It is summer of 1981. Ned Weeks (Mark Ruffalo) is an openly gay writer from New York City who travels to Fire Island Pines on Long Island to celebrate the birthday of his friend Craig Donner (Jonathan Groff) at a house on the beach. Other friends in attendance include Mickey Marcus (Joe Mantello) and the charismatic Bruce Niles (Taylor Kitsch), who has recently begun dating Craig. Craig is young and appears to be in good health. While walking on the beach, however, Craig feels dizzy and collapses. Later, when blowing out the candles on his birthday cake, Craig begins to cough repeatedly.
While traveling back to New York City, Ned reads an article in The New York Times titled "Rare Cancer Diagnosed in 41 Homosexuals." Back in the city, he visits the offices of Dr. Emma Brookner (Julia Roberts), a physician who has seen many patients unexpectedly afflicted with the symptoms of rare diseases that normally wouldn't harm people unless their immune systems have been compromised.
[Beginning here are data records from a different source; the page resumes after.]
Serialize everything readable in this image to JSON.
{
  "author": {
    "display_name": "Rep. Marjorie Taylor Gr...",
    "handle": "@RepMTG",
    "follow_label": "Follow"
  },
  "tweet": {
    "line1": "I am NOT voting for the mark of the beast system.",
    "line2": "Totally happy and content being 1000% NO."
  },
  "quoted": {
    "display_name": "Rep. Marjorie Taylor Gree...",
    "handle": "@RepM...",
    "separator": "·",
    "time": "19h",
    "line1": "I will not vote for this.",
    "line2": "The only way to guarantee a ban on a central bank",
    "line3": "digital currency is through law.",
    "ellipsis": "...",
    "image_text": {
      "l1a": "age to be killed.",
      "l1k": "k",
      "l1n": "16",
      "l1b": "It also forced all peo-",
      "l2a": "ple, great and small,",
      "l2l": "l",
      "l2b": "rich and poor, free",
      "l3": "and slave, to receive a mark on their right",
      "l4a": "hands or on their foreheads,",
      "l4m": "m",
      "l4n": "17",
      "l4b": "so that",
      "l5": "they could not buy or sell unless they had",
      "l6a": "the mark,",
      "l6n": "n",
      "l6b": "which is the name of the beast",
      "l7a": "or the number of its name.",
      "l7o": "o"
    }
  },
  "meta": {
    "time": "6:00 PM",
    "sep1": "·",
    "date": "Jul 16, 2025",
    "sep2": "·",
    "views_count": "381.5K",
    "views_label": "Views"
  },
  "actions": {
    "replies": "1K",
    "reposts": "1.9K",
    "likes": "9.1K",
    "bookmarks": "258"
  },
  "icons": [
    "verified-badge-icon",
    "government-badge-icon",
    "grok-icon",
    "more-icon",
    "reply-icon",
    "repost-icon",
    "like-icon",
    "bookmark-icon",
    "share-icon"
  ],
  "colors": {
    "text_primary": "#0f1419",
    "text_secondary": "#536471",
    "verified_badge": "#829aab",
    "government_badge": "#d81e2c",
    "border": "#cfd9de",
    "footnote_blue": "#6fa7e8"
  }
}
All of these cases seem to be appearing in gay men. In the waiting room, Ned meets Sanford (Stephen Spinella), a patient whose face and hands are marked with skin lesions caused by Kaposi's sarcoma, a rare cancer. Brookner examines Ned, but finds that he does not have the symptoms of this disease. She asks Ned to help her raise awareness of this disease within the gay community.
Craig suddenly suffers violent convulsions and is rushed to the hospital with Ned, Mickey, and Bruce where he is later pronounced dead. Brookner recognizes Bruce, noting that he is the former boyfriend of another one of her patients who recently died. Ned organizes a gathering at his home where many local gay men are invited to hear Brookner share information about the disease. Though she lacks conclusive evidence, she states her belief that the illness is sexually transmissible and that they should all avoid having sex for the time being to prevent new transmissions. Most attendees question her belief. She notes that few medical journals appear interested in publishing anything on this disease which is mostly affecting homosexual men. Ned announces that he wants to start an organization to spread information about the disease and provide services to those who have been infected.
Brookner and Ned visit a local hospital where several of her sick patients are in critical condition with an illness that is now being referred to as gay-related immune deficiency (GRID). They stay in rooms that many hospital staff are afraid to enter for fear of contracting the disease. Ned, Bruce, Mickey, and several other friends including Tommy Boatwright (Jim Parsons) establish a community organization called Gay Men's Health Crisis (GMHC). The organization sponsors fundraisers for research on the disease now called AIDS and establishes a telephone hotline, counseling, and other services. Over Ned's objections, they elect Bruce their President. Ned arranges for his older brother, lawyer Ben Weeks (Alfred Molina), to provide free legal advice to the GMHC. The two brothers are close, but there remains an underlying tension over Ben's lack of understanding of Ned's sexuality. Ned contacts gay New York Times reporter Felix Turner (Matt Bomer), hoping that he can use his media connections to publish more stories about the unfolding health crisis. Felix laments that it's difficult getting any mainstream newspapers to report much information on AIDS. The two begin a romantic relationship.
The disease continues to spread and claim lives. Bruce attempts to travel to Phoenix with his boyfriend Albert (Finn Wittrock), who is dying, so that Albert can see his mother one more time. The airline refuses at first to fly the plane with sick Albert on board. When they do eventually get to Phoenix, Albert dies following a period of dementia. The hospital doctors refuse to examine him and issue a death certificate, and instead throw him out with the garbage while Bruce bribes a funeral home to cremate his body without a death certificate. Brookner attempts to obtain grant money to continue researching AIDS, but her efforts are rejected by government officials who do not see AIDS as a priority. Ned, meanwhile, is kicked out of GMHC for his combative and aggressive tactics to promote awareness of AIDS, which is causing tension within the group.
Felix comes down with symptoms and his body wastes away as the disease claims his life. Felix arranges for a will with the help of Ben, and leaves everything he has to Ned. The two state their love for one another at the hospital before Felix dies. A few days later, Ned visits his alma mater, Yale University, where a Gay Week is being hosted by the students. He admires how young men and women are able to dance with one another openly, without fear of discrimination.
Information is displayed about the growing number of people developing AIDS, as Tommy's Rolodex pile (the contact info of his friends who have died from AIDS) grows bigger, eventually including Bruce Niles.